====== EXTRACTED DATA

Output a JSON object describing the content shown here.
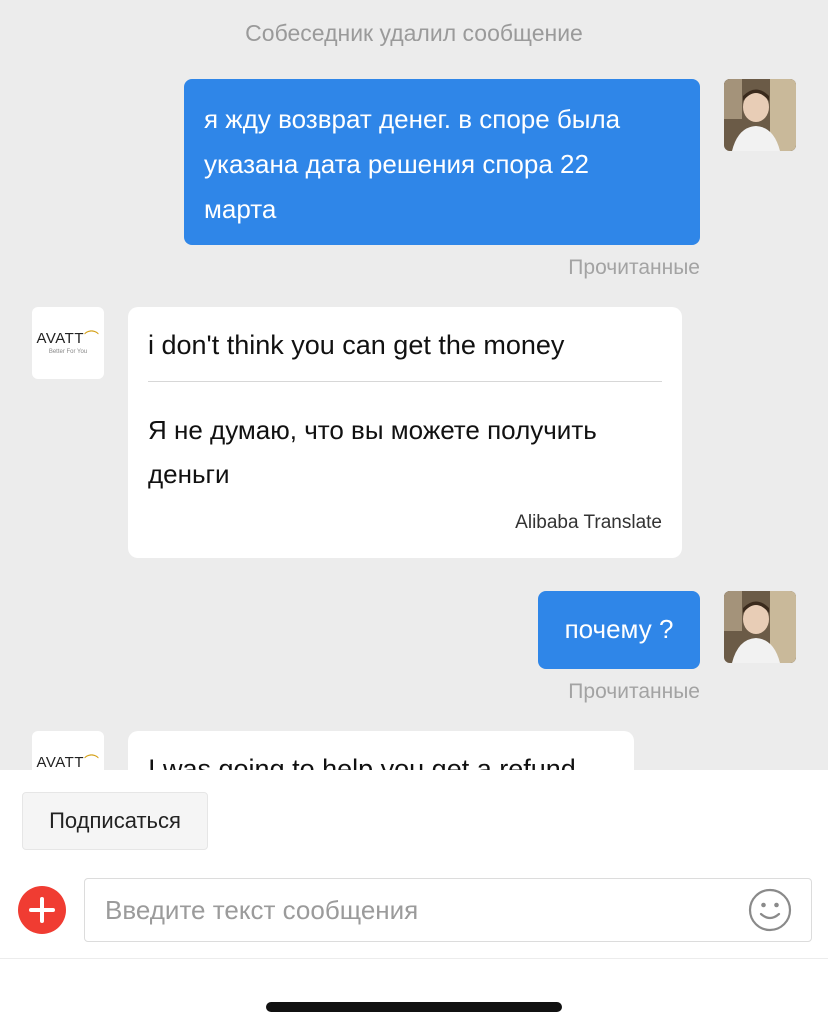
{
  "chat": {
    "system_note": "Собеседник удалил сообщение",
    "messages": [
      {
        "sender": "user",
        "text_lines": [
          "я жду возврат денег. в споре была",
          "указана дата решения спора 22",
          "марта"
        ],
        "status": "Прочитанные"
      },
      {
        "sender": "shop",
        "original": "i don't think you can get the money",
        "translation_lines": [
          "Я не думаю, что вы можете получить",
          "деньги"
        ],
        "translator": "Alibaba Translate"
      },
      {
        "sender": "user",
        "text": "почему ?",
        "status": "Прочитанные"
      },
      {
        "sender": "shop",
        "original": "I was going to help you get a refund"
      }
    ]
  },
  "shop_avatar": {
    "name": "AVATT",
    "tagline": "Better For You"
  },
  "bottom": {
    "subscribe_label": "Подписаться",
    "input_placeholder": "Введите текст сообщения"
  },
  "icons": {
    "attach": "plus-circle-icon",
    "emoji": "smiley-icon",
    "accent": "#2f86e8",
    "plus_color": "#f03c32"
  }
}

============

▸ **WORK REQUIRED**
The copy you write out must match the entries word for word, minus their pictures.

▸ **EXERCISE OUTPUT**
Output a JSON object describing the content shown here.
{
  "chat": {
    "system_note": "Собеседник удалил сообщение",
    "messages": [
      {
        "sender": "user",
        "text_lines": [
          "я жду возврат денег. в споре была",
          "указана дата решения спора 22",
          "марта"
        ],
        "status": "Прочитанные"
      },
      {
        "sender": "shop",
        "original": "i don't think you can get the money",
        "translation_lines": [
          "Я не думаю, что вы можете получить",
          "деньги"
        ],
        "translator": "Alibaba Translate"
      },
      {
        "sender": "user",
        "text": "почему ?",
        "status": "Прочитанные"
      },
      {
        "sender": "shop",
        "original": "I was going to help you get a refund"
      }
    ]
  },
  "shop_avatar": {
    "name": "AVATT",
    "tagline": "Better For You"
  },
  "bottom": {
    "subscribe_label": "Подписаться",
    "input_placeholder": "Введите текст сообщения"
  },
  "icons": {
    "attach": "plus-circle-icon",
    "emoji": "smiley-icon",
    "accent": "#2f86e8",
    "plus_color": "#f03c32"
  }
}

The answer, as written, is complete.